--- Dataset excerpts Enclosed Below ---
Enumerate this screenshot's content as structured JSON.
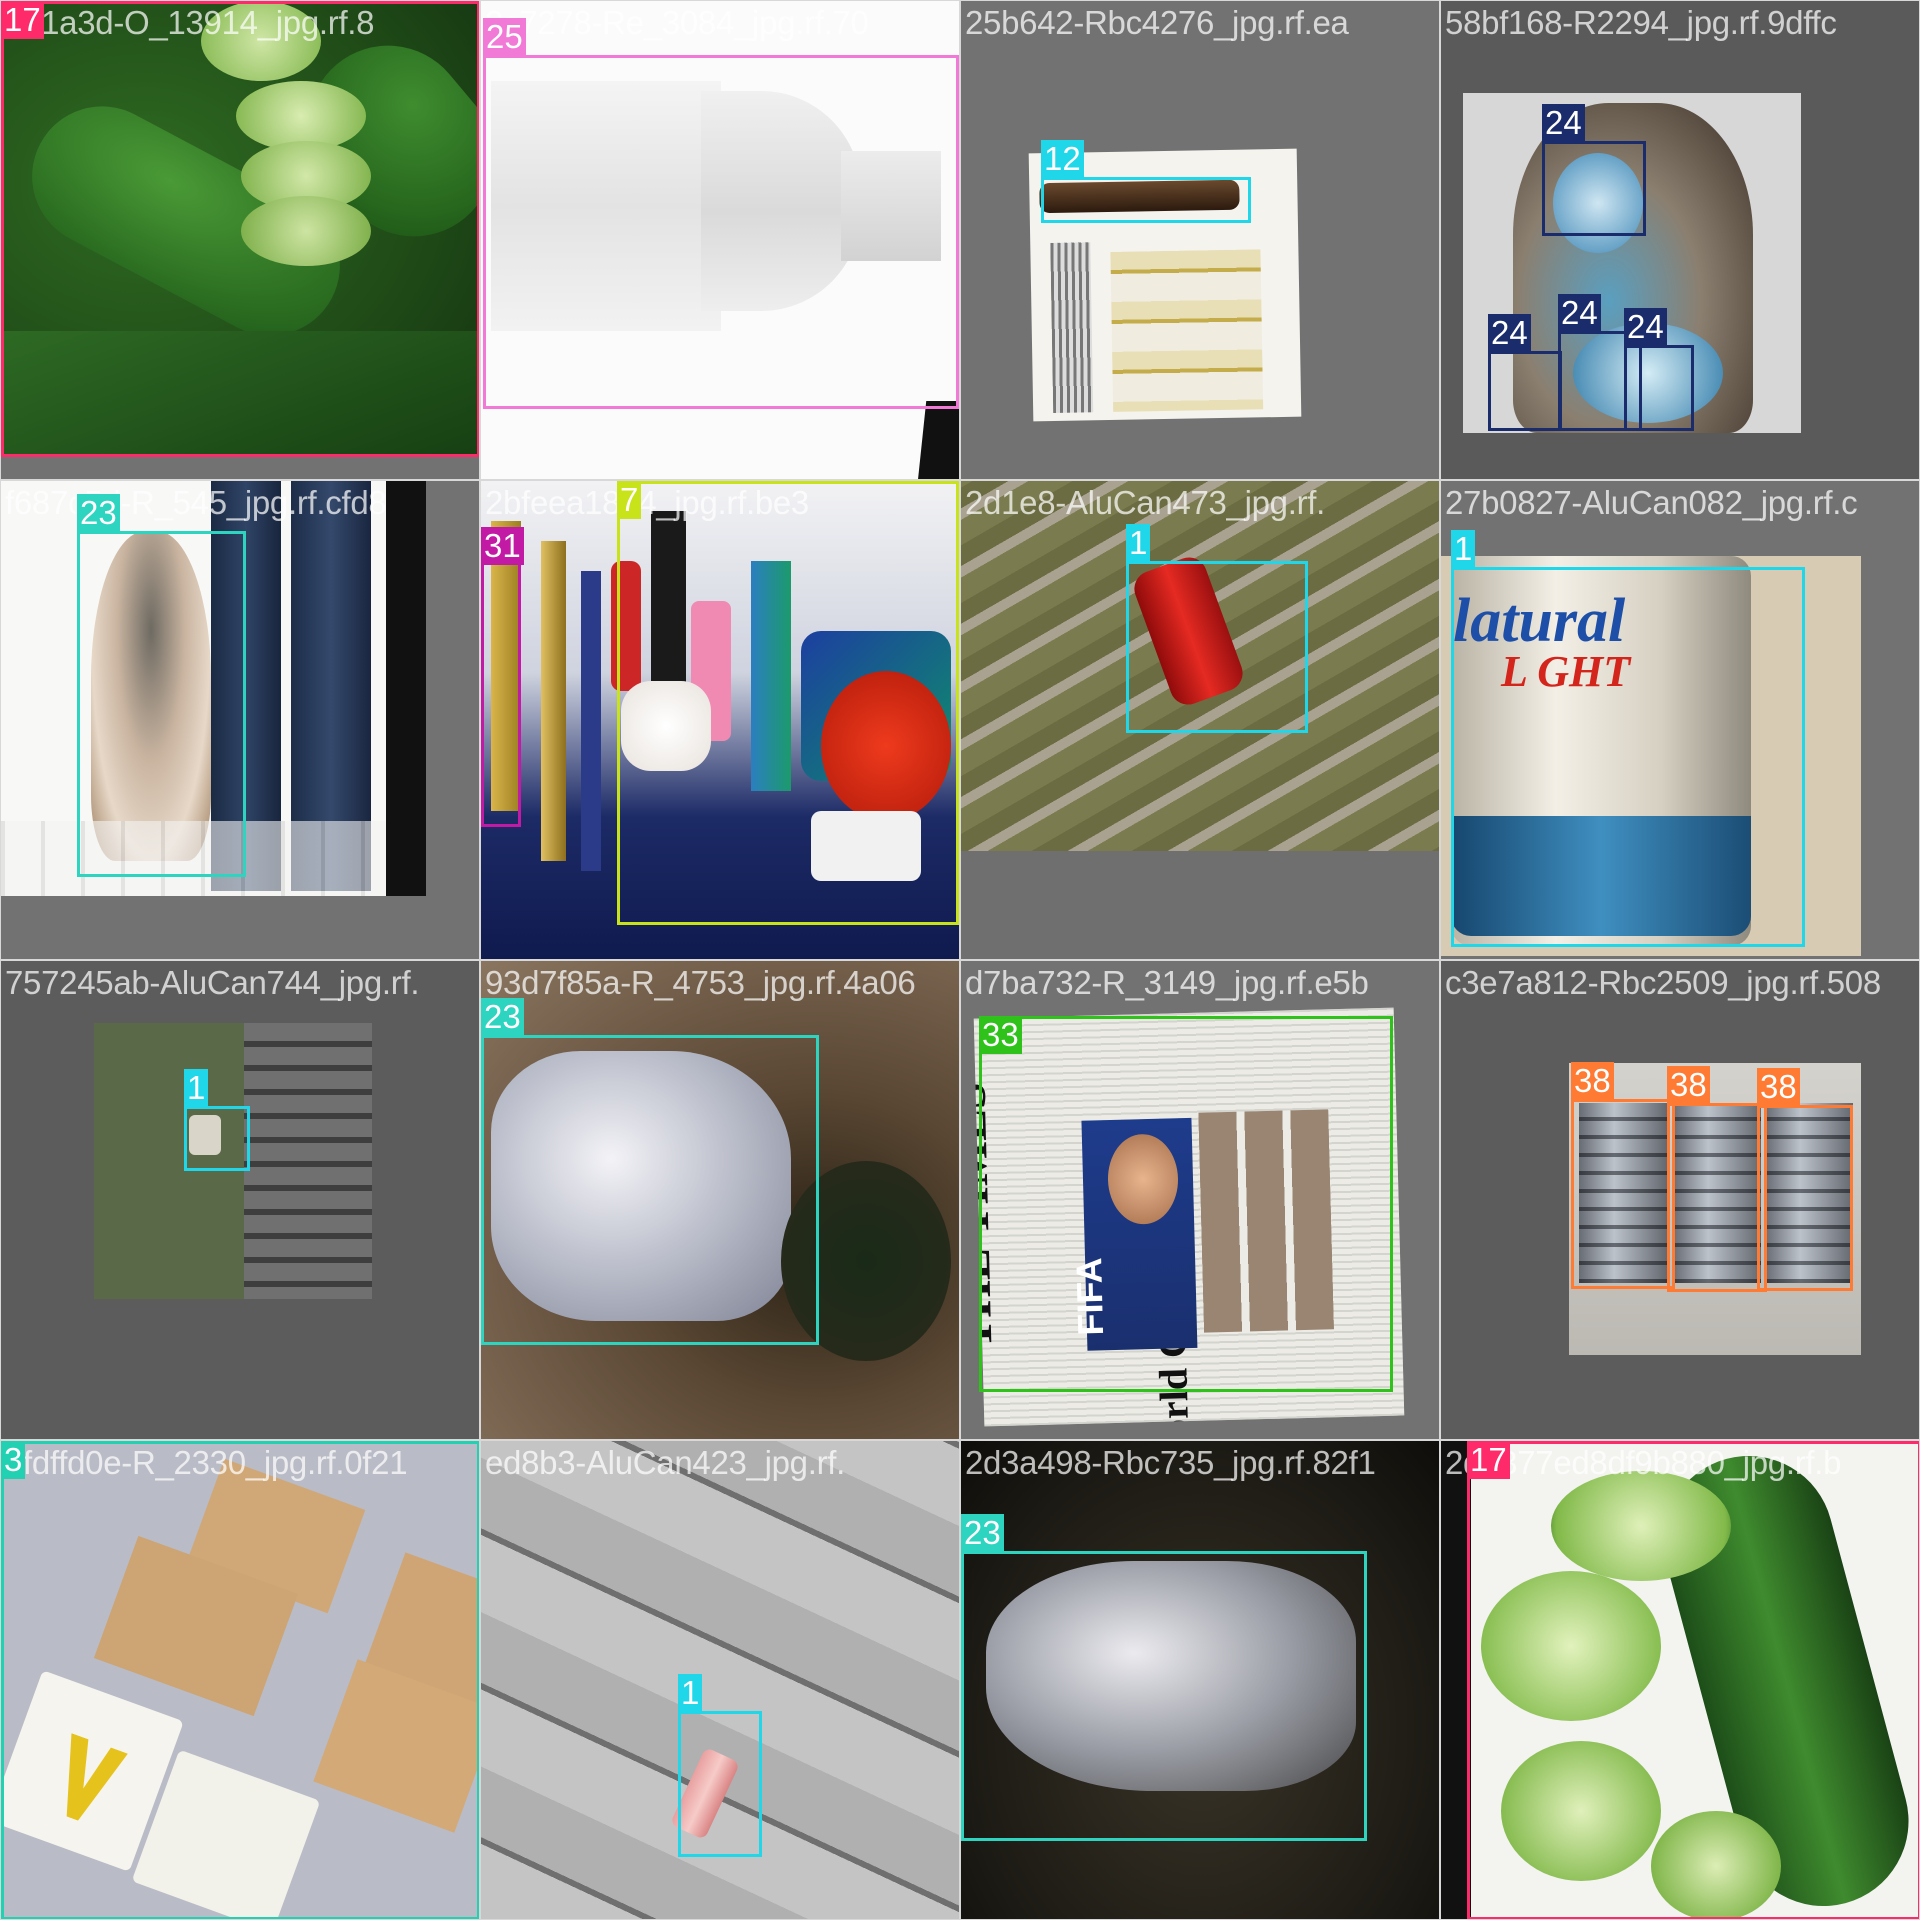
{
  "tiles": [
    {
      "filename": "2d1a3d-O_13914_jpg.rf.8",
      "scene": "cucumbers-sliced",
      "boxes": [
        {
          "class_id": "17",
          "color": "#ff2a6a"
        }
      ]
    },
    {
      "filename": "2c7278-Re_3084_jpg.rf.70",
      "scene": "plastic-bottle-white",
      "boxes": [
        {
          "class_id": "25",
          "color": "#f07ad6"
        }
      ]
    },
    {
      "filename": "25b642-Rbc4276_jpg.rf.ea",
      "scene": "brown-glass-bottle",
      "boxes": [
        {
          "class_id": "12",
          "color": "#1fd7e8"
        }
      ]
    },
    {
      "filename": "58bf168-R2294_jpg.rf.9dffc",
      "scene": "plastic-bag-blue",
      "boxes": [
        {
          "class_id": "24",
          "color": "#1a2c6b"
        },
        {
          "class_id": "24",
          "color": "#1a2c6b"
        },
        {
          "class_id": "24",
          "color": "#1a2c6b"
        },
        {
          "class_id": "24",
          "color": "#1a2c6b"
        }
      ]
    },
    {
      "filename": "f687c5d-R_545_jpg.rf.cfd8",
      "scene": "plastic-bag-jeans",
      "boxes": [
        {
          "class_id": "23",
          "color": "#2dd4bf"
        }
      ]
    },
    {
      "filename": "2bfeea1814_jpg.rf.be3",
      "scene": "mixed-plastics",
      "boxes": [
        {
          "class_id": "31",
          "color": "#c21aa5"
        },
        {
          "class_id": "7",
          "color": "#c8e31a"
        }
      ]
    },
    {
      "filename": "2d1e8-AluCan473_jpg.rf.",
      "scene": "red-can-deck",
      "boxes": [
        {
          "class_id": "1",
          "color": "#1fd7e8"
        }
      ]
    },
    {
      "filename": "27b0827-AluCan082_jpg.rf.c",
      "scene": "beer-can",
      "boxes": [
        {
          "class_id": "1",
          "color": "#1fd7e8"
        }
      ]
    },
    {
      "filename": "757245ab-AluCan744_jpg.rf.",
      "scene": "small-can-grass",
      "boxes": [
        {
          "class_id": "1",
          "color": "#1fd7e8"
        }
      ]
    },
    {
      "filename": "93d7f85a-R_4753_jpg.rf.4a06",
      "scene": "plastic-bag-soil",
      "boxes": [
        {
          "class_id": "23",
          "color": "#2dd4bf"
        }
      ]
    },
    {
      "filename": "d7ba732-R_3149_jpg.rf.e5b",
      "scene": "newspaper",
      "newspaper": {
        "masthead": "THE TIMES",
        "headline": "World Cup of fraud",
        "logo": "FIFA"
      },
      "boxes": [
        {
          "class_id": "33",
          "color": "#2ec21a"
        }
      ]
    },
    {
      "filename": "c3e7a812-Rbc2509_jpg.rf.508",
      "scene": "tin-cans",
      "boxes": [
        {
          "class_id": "38",
          "color": "#ff7a33"
        },
        {
          "class_id": "38",
          "color": "#ff7a33"
        },
        {
          "class_id": "38",
          "color": "#ff7a33"
        }
      ]
    },
    {
      "filename": "8fdffd0e-R_2330_jpg.rf.0f21",
      "scene": "cardboard-pieces",
      "boxes": [
        {
          "class_id": "3",
          "color": "#22d1b2"
        }
      ]
    },
    {
      "filename": "ed8b3-AluCan423_jpg.rf.",
      "scene": "crushed-can-deck",
      "boxes": [
        {
          "class_id": "1",
          "color": "#1fd7e8"
        }
      ]
    },
    {
      "filename": "2d3a498-Rbc735_jpg.rf.82f1",
      "scene": "plastic-film-dark",
      "boxes": [
        {
          "class_id": "23",
          "color": "#2dd4bf"
        }
      ]
    },
    {
      "filename": "2d6377ed8df9b880_jpg.rf.b",
      "scene": "cucumbers-plate",
      "boxes": [
        {
          "class_id": "17",
          "color": "#ff2a6a"
        }
      ]
    }
  ]
}
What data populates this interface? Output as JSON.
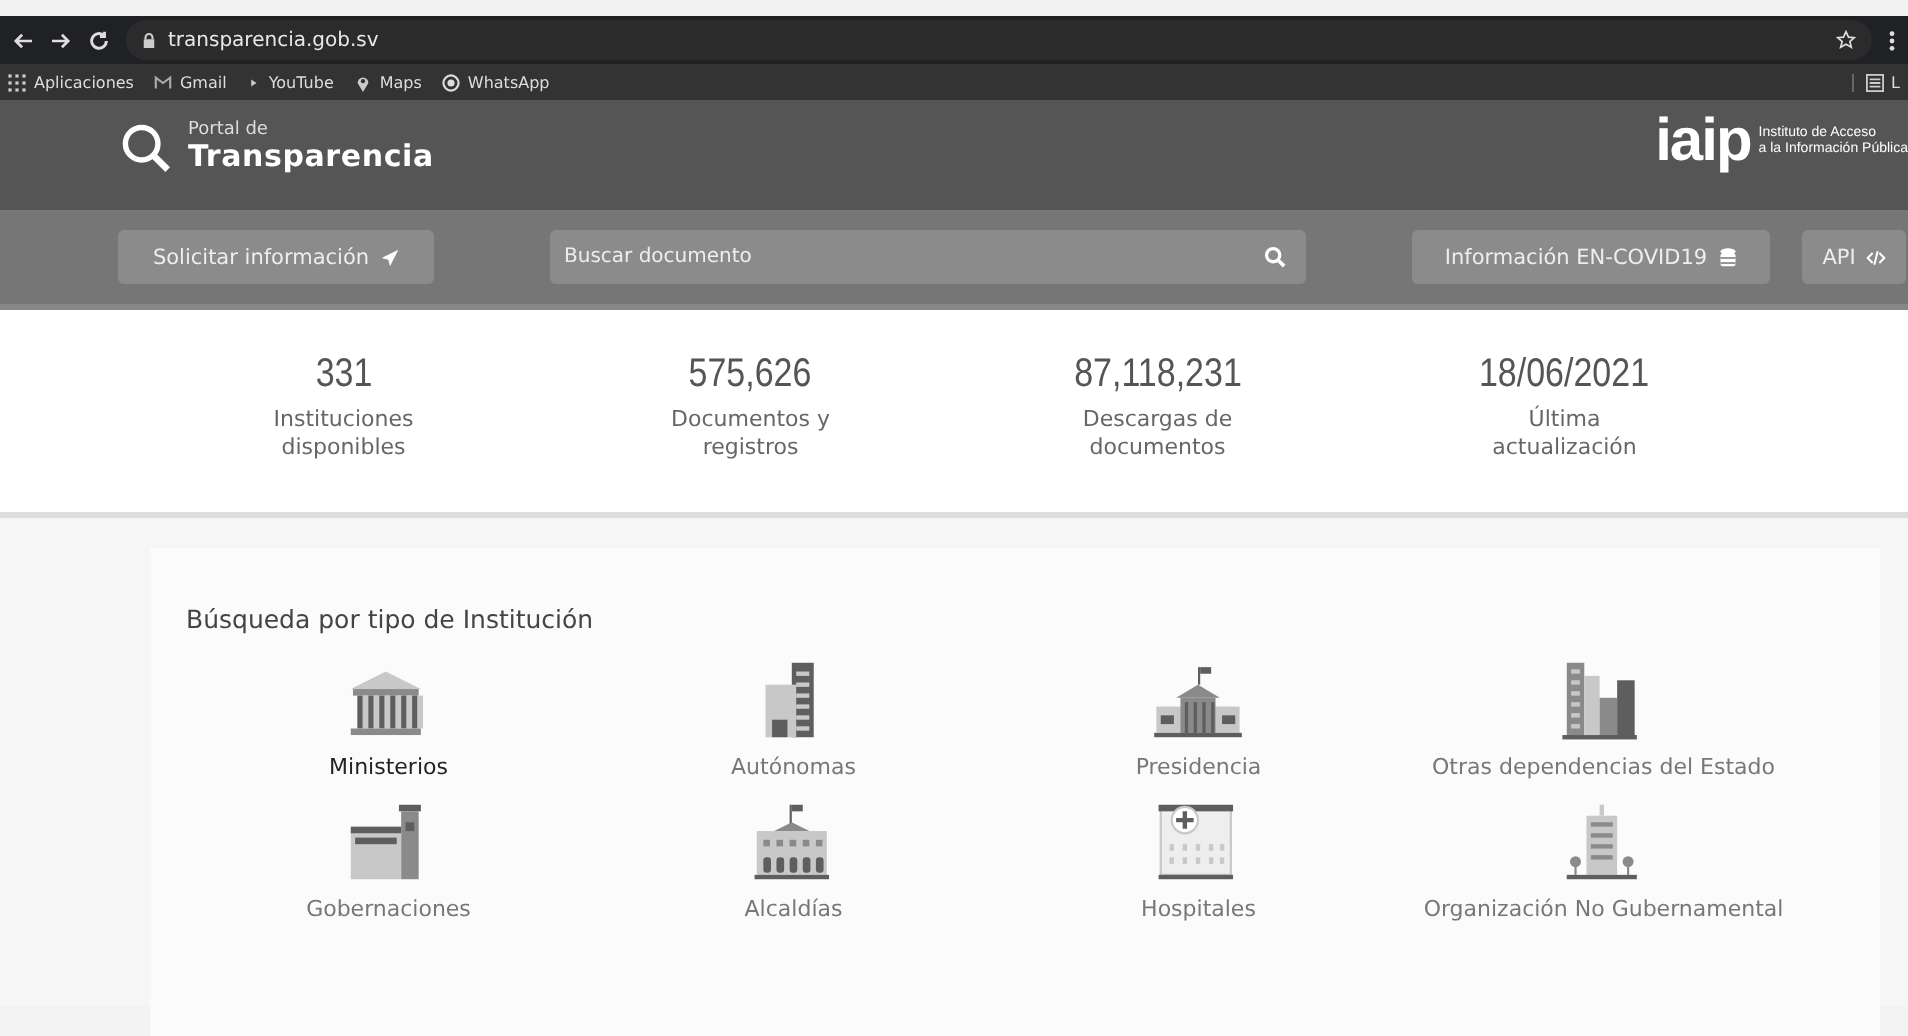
{
  "browser": {
    "url": "transparencia.gob.sv",
    "bookmarks": [
      {
        "kind": "apps",
        "label": "Aplicaciones"
      },
      {
        "kind": "gmail",
        "label": "Gmail"
      },
      {
        "kind": "youtube",
        "label": "YouTube"
      },
      {
        "kind": "maps",
        "label": "Maps"
      },
      {
        "kind": "whatsapp",
        "label": "WhatsApp"
      }
    ],
    "reading_list": "L"
  },
  "header": {
    "logo_small": "Portal de",
    "logo_big": "Transparencia",
    "iaip": "iaip",
    "iaip_line1": "Instituto de Acceso",
    "iaip_line2": "a la Información Pública"
  },
  "nav": {
    "request_button": "Solicitar información",
    "search": {
      "placeholder": "Buscar documento"
    },
    "covid_button": "Información EN-COVID19",
    "api_button": "API"
  },
  "stats": [
    {
      "value": "331",
      "label": "Instituciones disponibles"
    },
    {
      "value": "575,626",
      "label": "Documentos y registros"
    },
    {
      "value": "87,118,231",
      "label": "Descargas de documentos"
    },
    {
      "value": "18/06/2021",
      "label": "Última actualización"
    }
  ],
  "institutions": {
    "title": "Búsqueda por tipo de Institución",
    "items": [
      {
        "kind": "temple",
        "label": "Ministerios",
        "selected": true
      },
      {
        "kind": "tower",
        "label": "Autónomas",
        "selected": false
      },
      {
        "kind": "palace",
        "label": "Presidencia",
        "selected": false
      },
      {
        "kind": "skyline",
        "label": "Otras dependencias del Estado",
        "selected": false
      },
      {
        "kind": "fort",
        "label": "Gobernaciones",
        "selected": false
      },
      {
        "kind": "hall",
        "label": "Alcaldías",
        "selected": false
      },
      {
        "kind": "hospital",
        "label": "Hospitales",
        "selected": false
      },
      {
        "kind": "office",
        "label": "Organización No Gubernamental",
        "selected": false
      }
    ]
  }
}
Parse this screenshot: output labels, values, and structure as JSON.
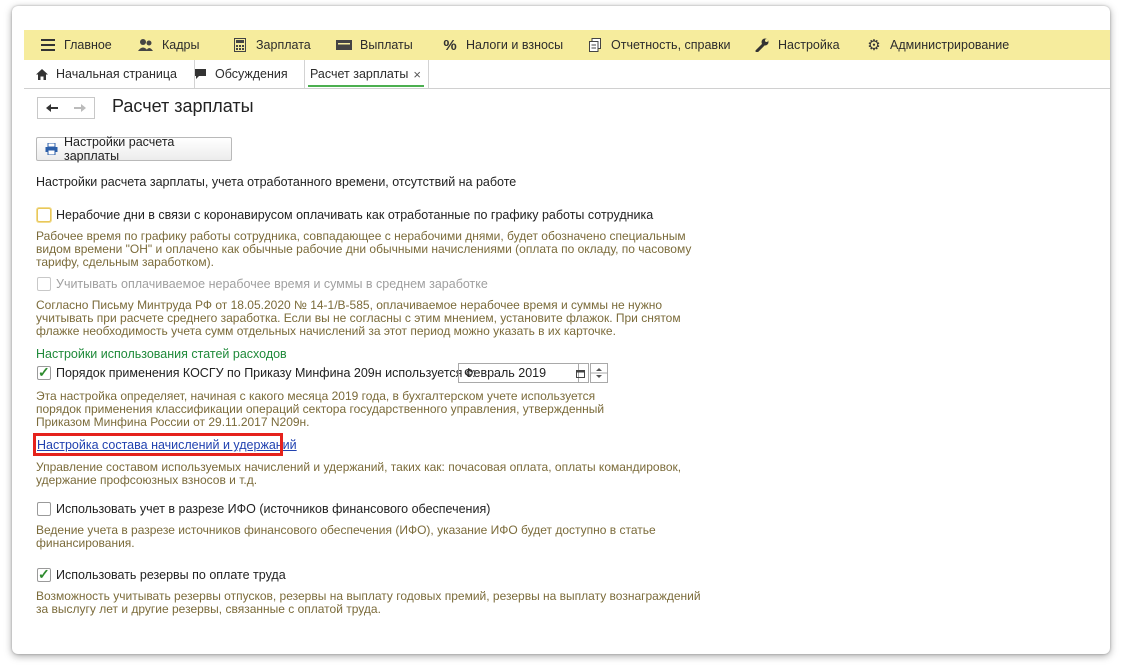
{
  "menu": {
    "items": [
      {
        "label": "Главное",
        "icon": "hamburger-icon"
      },
      {
        "label": "Кадры",
        "icon": "people-icon"
      },
      {
        "label": "Зарплата",
        "icon": "calculator-icon"
      },
      {
        "label": "Выплаты",
        "icon": "cash-icon"
      },
      {
        "label": "Налоги и взносы",
        "icon": "percent-icon"
      },
      {
        "label": "Отчетность, справки",
        "icon": "documents-icon"
      },
      {
        "label": "Настройка",
        "icon": "wrench-icon"
      },
      {
        "label": "Администрирование",
        "icon": "gear-icon"
      }
    ]
  },
  "tabs": [
    {
      "label": "Начальная страница",
      "icon": "home-icon"
    },
    {
      "label": "Обсуждения",
      "icon": "chat-icon"
    },
    {
      "label": "Расчет зарплаты",
      "close": "×"
    }
  ],
  "page": {
    "title": "Расчет зарплаты",
    "settings_button": "Настройки расчета зарплаты",
    "section_header": "Настройки расчета зарплаты, учета отработанного времени, отсутствий на работе",
    "option1": {
      "label": "Нерабочие дни в связи с коронавирусом оплачивать как отработанные по графику работы сотрудника",
      "checked": false,
      "desc1": "Рабочее время по графику работы сотрудника, совпадающее с нерабочими днями, будет обозначено специальным",
      "desc2": "видом времени \"ОН\" и оплачено как обычные рабочие дни обычными начислениями (оплата по окладу, по часовому",
      "desc3": "тарифу, сдельным заработком)."
    },
    "option2": {
      "label": "Учитывать оплачиваемое нерабочее время и суммы в среднем заработке",
      "checked": false,
      "disabled": true,
      "desc1": "Согласно Письму Минтруда РФ от 18.05.2020 № 14-1/В-585, оплачиваемое нерабочее время и суммы не нужно",
      "desc2": "учитывать при расчете среднего заработка. Если вы не согласны с этим мнением, установите флажок. При снятом",
      "desc3": "флажке необходимость учета сумм отдельных начислений за этот период можно указать в их карточке."
    },
    "expenses_header": "Настройки использования статей расходов",
    "option3": {
      "label": "Порядок применения КОСГУ по Приказу Минфина 209н используется с:",
      "checked": true,
      "date_value": "Февраль 2019",
      "desc1": "Эта настройка определяет, начиная с какого месяца 2019 года, в бухгалтерском учете используется",
      "desc2": "порядок применения классификации операций сектора государственного управления, утвержденный",
      "desc3": "Приказом Минфина России от 29.11.2017 N209н."
    },
    "link": "Настройка состава начислений и удержаний",
    "link_desc1": "Управление составом используемых начислений и удержаний, таких как: почасовая оплата, оплаты командировок,",
    "link_desc2": "удержание профсоюзных взносов и т.д.",
    "option4": {
      "label": "Использовать учет в разрезе ИФО (источников финансового обеспечения)",
      "checked": false,
      "desc1": "Ведение учета в разрезе источников финансового обеспечения (ИФО), указание ИФО будет доступно в статье",
      "desc2": "финансирования."
    },
    "option5": {
      "label": "Использовать резервы по оплате труда",
      "checked": true,
      "desc1": "Возможность учитывать резервы отпусков,  резервы на выплату годовых премий, резервы на выплату вознаграждений",
      "desc2": "за выслугу лет и другие резервы, связанные с оплатой труда."
    }
  },
  "colors": {
    "menubar": "#f6ec9d",
    "description": "#7b6b3a",
    "section_green": "#1f8a3a",
    "link": "#2142b0",
    "highlight_red": "#e5221c"
  }
}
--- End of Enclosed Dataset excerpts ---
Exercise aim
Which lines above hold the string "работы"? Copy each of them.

Solution to this exercise
      "label": "Нерабочие дни в связи с коронавирусом оплачивать как отработанные по графику работы сотрудника",
      "desc1": "Рабочее время по графику работы сотрудника, совпадающее с нерабочими днями, будет обозначено специальным",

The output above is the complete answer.